“The first thing I noticed is the train. The first morning I had my hearing aids, I heard the train whistle, and didn’t realize I hadn’t heard it in so long,” he recalled.
Now, he wears them everywhere, keeping fit around town or while on the road from Marathon to The Pas with Absolute Training. “The only place I haven’t worn them yet is golfing. Of course, I haven’t got out there yet this year,” he smiled.
Germain said the biggest problem with hearing problems isn’t correcting them—it’s getting people with them to recognize when they have one.
“With your vision, you can tell that you can’t see, things are blurry,” she remarked. “Because hearing is invisible, and the ear and its parts are very small, it’s hard to detect.
“How do you know if that’s the way you’ve heard things all the time?” she added.
Germain noted signs of hearing loss range from the obvious, like having the TV too loud, to social avoidance, which unfortunately can sometimes be misinterpreted as dementia in the elderly.
Perhaps the best way to ensure your hearing is healthy is to get a check-up with an audiologist, such as Brenda Tullio at the Northwestern Health Unit.
“And hearing loss isn’t a problem of the elderly—it only seems that way because people wait until their old until they get hearing aids,” said Germain.
And vanity shouldn’t stand in the way, either, as many of the new models of hearing aids are very small.
Both Cameron and Germain said awareness of hearing problems is increasing all the time.
“Hearing loss is big, especially with the all the industry around here,” said Germain. “Now, we have a lot of people on worker’s comp and war veterans coming in and finding out they have some hearing loss.”
“It’s amazing how many cases there’s been in the past where a learning disability in a child was actually hearing related,” noted Cameron, who also deals with early childhood education in his consulting work.
“Teachers and parents were so used to saying, ‘What, are you deaf?’ And it turns out, that sometimes was the case,” he added.

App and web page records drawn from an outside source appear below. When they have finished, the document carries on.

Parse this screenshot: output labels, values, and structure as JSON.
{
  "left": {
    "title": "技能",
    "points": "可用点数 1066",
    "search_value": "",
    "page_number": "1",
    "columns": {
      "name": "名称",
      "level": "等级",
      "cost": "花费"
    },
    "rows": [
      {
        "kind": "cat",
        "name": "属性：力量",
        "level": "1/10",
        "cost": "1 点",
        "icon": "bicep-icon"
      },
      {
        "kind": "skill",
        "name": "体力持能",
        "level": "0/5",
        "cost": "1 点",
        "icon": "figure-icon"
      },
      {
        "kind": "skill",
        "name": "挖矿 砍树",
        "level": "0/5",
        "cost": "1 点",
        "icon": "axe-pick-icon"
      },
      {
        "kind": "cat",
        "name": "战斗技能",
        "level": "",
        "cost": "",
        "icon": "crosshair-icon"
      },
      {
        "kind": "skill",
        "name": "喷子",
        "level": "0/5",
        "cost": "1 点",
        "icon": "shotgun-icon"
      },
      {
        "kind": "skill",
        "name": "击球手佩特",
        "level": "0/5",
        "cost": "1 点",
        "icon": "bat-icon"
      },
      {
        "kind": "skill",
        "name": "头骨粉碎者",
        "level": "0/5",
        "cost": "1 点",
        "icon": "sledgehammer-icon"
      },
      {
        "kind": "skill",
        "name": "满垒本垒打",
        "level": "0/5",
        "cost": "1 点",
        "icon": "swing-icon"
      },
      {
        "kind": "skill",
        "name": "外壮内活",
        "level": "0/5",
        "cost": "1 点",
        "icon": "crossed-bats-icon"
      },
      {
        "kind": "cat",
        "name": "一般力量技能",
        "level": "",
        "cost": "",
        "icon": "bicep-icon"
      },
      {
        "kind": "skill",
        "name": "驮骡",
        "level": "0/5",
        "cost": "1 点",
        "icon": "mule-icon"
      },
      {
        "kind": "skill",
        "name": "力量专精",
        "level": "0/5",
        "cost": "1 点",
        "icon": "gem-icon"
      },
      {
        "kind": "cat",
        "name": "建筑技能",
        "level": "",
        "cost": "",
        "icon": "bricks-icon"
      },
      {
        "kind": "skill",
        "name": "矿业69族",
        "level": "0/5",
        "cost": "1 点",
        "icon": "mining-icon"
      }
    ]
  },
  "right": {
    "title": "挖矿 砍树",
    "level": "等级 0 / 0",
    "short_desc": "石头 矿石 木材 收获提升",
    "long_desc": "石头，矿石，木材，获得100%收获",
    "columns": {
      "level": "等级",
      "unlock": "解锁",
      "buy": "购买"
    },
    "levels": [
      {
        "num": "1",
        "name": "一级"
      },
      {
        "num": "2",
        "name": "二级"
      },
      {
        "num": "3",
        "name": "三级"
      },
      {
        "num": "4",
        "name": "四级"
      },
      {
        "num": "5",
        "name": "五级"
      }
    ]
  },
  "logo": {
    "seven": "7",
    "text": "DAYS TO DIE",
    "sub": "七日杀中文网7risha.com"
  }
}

May is Speech and Hearing Awareness Month. For more info on the Canadian Hearing Society and hearing aids, call Germain at 274-4224 or check out www.chs.ca